Given this new executive order, it is important for human resources professionals and legal departments to determine whether any personnel are affected and to review their travel limitations. This order could also affect the processing of benefits for nationals of these designated countries.


© 2020 BARNES & THORNBURG LLPNational Law Review, Volume VII, Number 68


About this Author

One of the consequences of the globalization of world economies is the globalization of human resources. Barnes & Thornburg LLP's immigration practice complements our international and labor and employment practices and serves the needs of both corporate and individual clients by advising them on compliance with current immigration laws, U.S. Department of Labor regulations governing the employment of foreign nationals in the United States, and the movement of international personnel under the NAFTA. Individual clients who seek counsel from the firm's immigration services include,...

Mercedes Badia-Tavas Immigration Attorney

Mercedes Badia-Tavas provides legal and business guidance to clients on a broad range of immigration law cases, with focus on Fortune 500 and small companies alike. Mercedes supports her firm’s offices and clients across various states on immigration employment transfers and up-to-date compliance.

As an immigrant herself, Mercedes finds particular fulfillment in helping companies and individuals immigrate to the United States and participate in the American dream through startups and business transactions that also can benefit the U.S. economy.

Mercedes attributes much of her practice today to her dedication to resourcefulness from years of experience, meticulous preparation and organization skills. This entails a thorough understanding of her client’s industry, operations, culture, practices and financial goals in order to lay out realistic expectations and alternative strategies, as needed. Mercedes believes in being organized in her approach and documentation as a way of helping her clients manage costs. She and her team are committed to employing systems-driven tracking, timely updates and follow-ups with clients, and being pragmatic when unexpected issues arise.

Mercedes advises on a range of employment-based immigration needs, including temporary (nonimmigrant) and permanent (immigrant) visas for executives, managers, investors, professionals, aliens of extraordinary ability, and essential, specialized and skilled workers. She works hand-in-hand with clients on their corporate global mobility policies and compliance documentation regarding sponsoring foreign nationals for employment-based visa classifications. She is regularly involved in I-9 Employment Eligibility Verification (EEV) and H-1B Labor Condition Application compliance.

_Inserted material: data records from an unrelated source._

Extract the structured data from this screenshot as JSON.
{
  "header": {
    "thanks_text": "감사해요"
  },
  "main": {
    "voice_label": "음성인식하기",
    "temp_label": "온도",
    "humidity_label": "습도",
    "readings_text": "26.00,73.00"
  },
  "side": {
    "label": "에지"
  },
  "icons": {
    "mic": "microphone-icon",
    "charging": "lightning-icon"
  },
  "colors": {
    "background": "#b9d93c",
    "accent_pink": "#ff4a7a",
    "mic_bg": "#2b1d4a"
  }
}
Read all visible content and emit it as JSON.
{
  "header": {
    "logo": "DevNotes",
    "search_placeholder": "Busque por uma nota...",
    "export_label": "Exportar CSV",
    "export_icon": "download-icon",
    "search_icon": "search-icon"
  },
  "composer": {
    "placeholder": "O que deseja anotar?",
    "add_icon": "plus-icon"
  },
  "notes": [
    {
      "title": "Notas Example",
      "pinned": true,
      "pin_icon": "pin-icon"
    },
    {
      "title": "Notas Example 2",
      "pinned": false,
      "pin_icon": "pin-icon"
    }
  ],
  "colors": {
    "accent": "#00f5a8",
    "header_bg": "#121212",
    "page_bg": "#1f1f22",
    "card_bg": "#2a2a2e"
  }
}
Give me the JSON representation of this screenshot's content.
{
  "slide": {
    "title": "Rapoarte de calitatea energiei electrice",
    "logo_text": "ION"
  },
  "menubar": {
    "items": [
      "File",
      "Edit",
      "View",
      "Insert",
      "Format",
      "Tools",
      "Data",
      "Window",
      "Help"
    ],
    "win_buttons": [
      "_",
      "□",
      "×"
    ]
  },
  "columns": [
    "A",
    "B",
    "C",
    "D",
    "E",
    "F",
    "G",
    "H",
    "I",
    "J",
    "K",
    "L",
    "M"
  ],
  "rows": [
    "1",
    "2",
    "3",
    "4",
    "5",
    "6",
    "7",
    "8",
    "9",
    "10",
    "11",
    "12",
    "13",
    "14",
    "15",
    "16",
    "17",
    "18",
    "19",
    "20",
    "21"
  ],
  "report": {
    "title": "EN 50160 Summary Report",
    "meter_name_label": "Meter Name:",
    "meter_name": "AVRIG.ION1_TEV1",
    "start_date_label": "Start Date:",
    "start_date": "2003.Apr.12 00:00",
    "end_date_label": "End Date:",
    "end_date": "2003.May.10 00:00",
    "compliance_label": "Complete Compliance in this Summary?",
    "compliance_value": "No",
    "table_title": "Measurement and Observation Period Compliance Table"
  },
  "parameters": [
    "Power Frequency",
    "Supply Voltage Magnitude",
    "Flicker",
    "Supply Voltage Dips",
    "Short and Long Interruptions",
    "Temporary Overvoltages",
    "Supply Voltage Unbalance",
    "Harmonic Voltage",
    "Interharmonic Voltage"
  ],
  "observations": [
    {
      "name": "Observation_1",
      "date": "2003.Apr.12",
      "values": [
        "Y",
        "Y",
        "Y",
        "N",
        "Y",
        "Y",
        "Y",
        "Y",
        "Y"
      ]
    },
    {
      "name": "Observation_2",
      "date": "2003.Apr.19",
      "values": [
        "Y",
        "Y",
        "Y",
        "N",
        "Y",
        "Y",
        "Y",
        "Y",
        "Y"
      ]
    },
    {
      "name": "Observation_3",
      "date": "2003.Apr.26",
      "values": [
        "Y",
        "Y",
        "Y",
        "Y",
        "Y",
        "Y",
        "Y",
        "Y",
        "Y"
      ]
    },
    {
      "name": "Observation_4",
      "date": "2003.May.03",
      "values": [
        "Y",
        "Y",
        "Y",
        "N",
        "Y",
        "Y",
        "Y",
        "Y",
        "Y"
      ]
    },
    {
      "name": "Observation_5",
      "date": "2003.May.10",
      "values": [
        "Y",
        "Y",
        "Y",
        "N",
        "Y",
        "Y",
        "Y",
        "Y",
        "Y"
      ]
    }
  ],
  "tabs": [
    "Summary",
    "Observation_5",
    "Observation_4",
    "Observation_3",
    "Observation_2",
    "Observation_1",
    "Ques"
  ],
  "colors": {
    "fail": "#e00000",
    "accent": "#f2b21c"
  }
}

Mercedes also provides in-house and on-site training on immigration planning for personnel transfers, immigration-related due diligence for mergers and acquisitions, consular applications, and naturalization and citizenship initiatives. She guides clients through internal immigration program administration and monitoring, and trains human resource personnel and other managers on the evolving areas of immigration law and practical integration of immigration policies, procedures and compliance statutes to everyday business operations.

Born in Cuba and bilingual in Spanish and English, Mercedes has sincere compassion for and sensitivity to her clients, keenly aware of the legal land mines and tedious pathways they would navigate through the U.S. immigration system. Whether Mercedes is advising on an immigration matter for an individual relocating from abroad, transferring within the U.S. from another employer, entering the U.S. workforce from student status, looking to build a U.S. business or someone part of a cultural exchange program, she provides her experience with the same strong zeal and commitment toward the best outcome.

Notably, Mercedes has been featured on NPR and Spanish-language broadcasts on immigration topics, many of which included audience call-ins. Prior to joining Barnes & Thornburg, Mercedes had built her own legal practice over nine years as the founding partner of Badia-Tavas Law Group, representing similar categories of clients she now services, with a little more individual and family-type immigration cases involved. She has traveled and lived throughout Latin America.